**Problem requirements**
Out of the listing below, copy every line that carries the string "this".

**Data extract**
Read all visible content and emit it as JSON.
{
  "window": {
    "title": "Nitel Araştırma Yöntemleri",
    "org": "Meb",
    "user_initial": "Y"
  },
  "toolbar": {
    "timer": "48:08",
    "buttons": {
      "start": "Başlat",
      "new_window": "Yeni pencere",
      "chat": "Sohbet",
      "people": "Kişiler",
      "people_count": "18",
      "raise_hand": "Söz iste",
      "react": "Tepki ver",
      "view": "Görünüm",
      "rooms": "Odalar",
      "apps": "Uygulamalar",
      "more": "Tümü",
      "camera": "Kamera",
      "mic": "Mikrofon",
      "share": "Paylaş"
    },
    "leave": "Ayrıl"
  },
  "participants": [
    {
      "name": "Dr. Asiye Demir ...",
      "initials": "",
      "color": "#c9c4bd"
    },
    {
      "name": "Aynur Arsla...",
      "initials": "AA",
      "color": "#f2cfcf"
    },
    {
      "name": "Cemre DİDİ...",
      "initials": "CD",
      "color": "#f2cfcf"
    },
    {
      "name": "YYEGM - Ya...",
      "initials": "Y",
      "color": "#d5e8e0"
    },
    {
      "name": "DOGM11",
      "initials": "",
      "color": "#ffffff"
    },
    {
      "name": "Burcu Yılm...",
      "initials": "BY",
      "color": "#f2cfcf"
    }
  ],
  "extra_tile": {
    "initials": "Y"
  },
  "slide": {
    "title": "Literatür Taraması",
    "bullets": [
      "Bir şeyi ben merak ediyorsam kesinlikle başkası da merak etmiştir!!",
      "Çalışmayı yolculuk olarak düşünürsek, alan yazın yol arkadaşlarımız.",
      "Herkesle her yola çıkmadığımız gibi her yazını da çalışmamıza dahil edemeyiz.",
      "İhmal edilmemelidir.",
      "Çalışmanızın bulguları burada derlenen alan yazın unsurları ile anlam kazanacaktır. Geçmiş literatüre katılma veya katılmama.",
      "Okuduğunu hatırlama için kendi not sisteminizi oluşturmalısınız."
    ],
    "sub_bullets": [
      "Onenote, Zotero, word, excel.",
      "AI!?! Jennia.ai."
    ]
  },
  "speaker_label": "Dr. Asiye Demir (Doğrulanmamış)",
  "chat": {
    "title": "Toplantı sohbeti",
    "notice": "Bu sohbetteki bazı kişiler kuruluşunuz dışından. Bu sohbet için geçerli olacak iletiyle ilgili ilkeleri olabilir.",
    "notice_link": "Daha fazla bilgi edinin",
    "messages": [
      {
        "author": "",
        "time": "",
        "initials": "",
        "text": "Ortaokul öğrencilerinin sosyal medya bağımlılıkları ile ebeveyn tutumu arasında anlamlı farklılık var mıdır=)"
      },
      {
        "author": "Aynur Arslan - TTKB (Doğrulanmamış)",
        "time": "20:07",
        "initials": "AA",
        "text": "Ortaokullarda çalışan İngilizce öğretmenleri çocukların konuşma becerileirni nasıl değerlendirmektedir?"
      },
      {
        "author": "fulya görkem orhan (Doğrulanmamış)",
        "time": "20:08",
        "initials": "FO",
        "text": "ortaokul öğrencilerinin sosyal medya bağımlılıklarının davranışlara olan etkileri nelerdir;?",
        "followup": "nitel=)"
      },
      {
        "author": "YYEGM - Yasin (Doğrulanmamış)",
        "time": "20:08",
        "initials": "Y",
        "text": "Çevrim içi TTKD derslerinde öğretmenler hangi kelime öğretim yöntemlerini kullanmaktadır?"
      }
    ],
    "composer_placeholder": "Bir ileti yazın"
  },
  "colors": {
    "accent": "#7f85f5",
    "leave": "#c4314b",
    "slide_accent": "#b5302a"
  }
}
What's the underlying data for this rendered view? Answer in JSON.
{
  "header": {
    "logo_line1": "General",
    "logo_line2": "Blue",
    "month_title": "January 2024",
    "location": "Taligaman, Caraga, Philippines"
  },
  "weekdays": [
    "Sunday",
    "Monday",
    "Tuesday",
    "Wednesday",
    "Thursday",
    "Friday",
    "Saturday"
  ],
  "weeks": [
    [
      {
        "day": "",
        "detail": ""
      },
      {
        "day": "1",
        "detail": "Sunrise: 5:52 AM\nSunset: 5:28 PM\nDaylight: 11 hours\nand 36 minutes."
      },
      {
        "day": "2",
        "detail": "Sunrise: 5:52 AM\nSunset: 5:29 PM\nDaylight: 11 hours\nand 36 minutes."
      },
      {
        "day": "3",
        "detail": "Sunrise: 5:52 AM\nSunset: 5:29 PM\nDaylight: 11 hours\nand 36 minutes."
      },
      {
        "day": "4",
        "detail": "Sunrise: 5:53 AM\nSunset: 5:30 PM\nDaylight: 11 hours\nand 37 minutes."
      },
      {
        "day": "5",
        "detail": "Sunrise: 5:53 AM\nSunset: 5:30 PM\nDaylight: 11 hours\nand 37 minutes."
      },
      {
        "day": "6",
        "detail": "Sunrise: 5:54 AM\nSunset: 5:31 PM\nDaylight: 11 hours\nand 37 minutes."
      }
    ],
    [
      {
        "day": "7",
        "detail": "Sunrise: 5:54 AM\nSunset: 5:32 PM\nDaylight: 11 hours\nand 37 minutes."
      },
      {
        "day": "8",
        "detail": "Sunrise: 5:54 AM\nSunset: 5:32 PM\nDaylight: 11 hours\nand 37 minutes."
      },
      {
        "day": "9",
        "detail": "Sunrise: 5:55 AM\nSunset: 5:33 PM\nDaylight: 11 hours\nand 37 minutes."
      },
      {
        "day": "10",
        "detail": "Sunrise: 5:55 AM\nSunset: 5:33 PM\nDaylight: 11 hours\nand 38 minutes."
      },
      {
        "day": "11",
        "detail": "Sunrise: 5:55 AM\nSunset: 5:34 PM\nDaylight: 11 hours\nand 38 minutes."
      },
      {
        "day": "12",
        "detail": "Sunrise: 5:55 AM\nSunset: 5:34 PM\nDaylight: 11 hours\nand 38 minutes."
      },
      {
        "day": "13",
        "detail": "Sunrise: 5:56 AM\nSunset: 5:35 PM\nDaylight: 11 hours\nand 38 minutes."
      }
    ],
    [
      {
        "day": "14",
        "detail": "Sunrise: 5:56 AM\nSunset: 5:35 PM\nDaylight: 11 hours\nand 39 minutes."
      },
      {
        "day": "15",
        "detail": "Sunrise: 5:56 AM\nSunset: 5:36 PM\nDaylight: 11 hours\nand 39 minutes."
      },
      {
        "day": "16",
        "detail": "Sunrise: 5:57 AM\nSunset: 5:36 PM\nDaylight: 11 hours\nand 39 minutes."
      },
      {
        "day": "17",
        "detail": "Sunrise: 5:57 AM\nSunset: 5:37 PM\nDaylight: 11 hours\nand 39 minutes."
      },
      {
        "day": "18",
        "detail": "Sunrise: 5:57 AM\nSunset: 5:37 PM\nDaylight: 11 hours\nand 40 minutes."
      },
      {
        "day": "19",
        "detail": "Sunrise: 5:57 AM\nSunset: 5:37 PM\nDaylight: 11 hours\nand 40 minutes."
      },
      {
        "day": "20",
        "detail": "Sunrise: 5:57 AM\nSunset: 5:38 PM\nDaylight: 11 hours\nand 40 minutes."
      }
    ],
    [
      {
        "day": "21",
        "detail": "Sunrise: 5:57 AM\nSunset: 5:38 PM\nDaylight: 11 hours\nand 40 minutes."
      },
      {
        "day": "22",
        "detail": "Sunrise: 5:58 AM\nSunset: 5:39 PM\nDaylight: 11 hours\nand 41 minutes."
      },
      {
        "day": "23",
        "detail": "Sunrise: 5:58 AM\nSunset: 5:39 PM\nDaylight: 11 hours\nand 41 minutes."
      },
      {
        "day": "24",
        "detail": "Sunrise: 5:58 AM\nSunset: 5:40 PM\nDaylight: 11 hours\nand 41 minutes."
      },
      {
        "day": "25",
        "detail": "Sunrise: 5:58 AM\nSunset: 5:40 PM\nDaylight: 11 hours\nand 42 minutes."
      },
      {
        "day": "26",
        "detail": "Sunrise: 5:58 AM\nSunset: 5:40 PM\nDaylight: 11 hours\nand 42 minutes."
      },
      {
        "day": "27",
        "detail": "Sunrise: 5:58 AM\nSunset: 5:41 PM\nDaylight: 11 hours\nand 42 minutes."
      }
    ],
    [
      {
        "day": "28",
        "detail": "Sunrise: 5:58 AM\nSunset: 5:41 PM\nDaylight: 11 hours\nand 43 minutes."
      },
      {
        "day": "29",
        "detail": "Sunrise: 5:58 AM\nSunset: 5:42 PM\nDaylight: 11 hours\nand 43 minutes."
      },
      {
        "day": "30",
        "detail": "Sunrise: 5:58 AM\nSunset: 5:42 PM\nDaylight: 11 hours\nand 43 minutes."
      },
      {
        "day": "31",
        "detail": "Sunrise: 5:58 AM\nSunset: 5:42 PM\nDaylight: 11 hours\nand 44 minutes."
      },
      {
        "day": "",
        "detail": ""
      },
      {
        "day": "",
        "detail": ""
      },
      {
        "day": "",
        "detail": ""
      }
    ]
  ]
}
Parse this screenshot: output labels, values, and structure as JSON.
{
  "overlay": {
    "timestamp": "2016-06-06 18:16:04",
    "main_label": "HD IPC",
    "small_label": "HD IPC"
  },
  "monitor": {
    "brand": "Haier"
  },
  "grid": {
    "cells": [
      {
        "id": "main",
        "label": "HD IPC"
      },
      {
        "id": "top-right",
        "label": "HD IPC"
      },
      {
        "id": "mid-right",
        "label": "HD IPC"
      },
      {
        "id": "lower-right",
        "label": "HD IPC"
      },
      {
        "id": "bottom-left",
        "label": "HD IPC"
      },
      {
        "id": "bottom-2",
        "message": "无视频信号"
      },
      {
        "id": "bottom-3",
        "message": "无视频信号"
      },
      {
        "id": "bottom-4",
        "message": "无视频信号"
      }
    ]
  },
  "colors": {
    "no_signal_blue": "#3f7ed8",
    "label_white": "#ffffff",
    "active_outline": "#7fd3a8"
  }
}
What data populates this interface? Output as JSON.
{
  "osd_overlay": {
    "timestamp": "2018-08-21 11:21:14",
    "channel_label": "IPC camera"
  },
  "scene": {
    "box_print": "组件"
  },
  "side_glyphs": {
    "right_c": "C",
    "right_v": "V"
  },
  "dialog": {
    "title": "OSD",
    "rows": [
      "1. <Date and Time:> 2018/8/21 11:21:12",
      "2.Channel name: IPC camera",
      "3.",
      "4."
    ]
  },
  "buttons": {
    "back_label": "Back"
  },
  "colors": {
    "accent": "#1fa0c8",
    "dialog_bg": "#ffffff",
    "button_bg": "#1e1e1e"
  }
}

**Finished task**
What's the underlying data for this rendered view? Answer in JSON.
Parse this screenshot: output labels, values, and structure as JSON.
What data populates this interface? Output as JSON.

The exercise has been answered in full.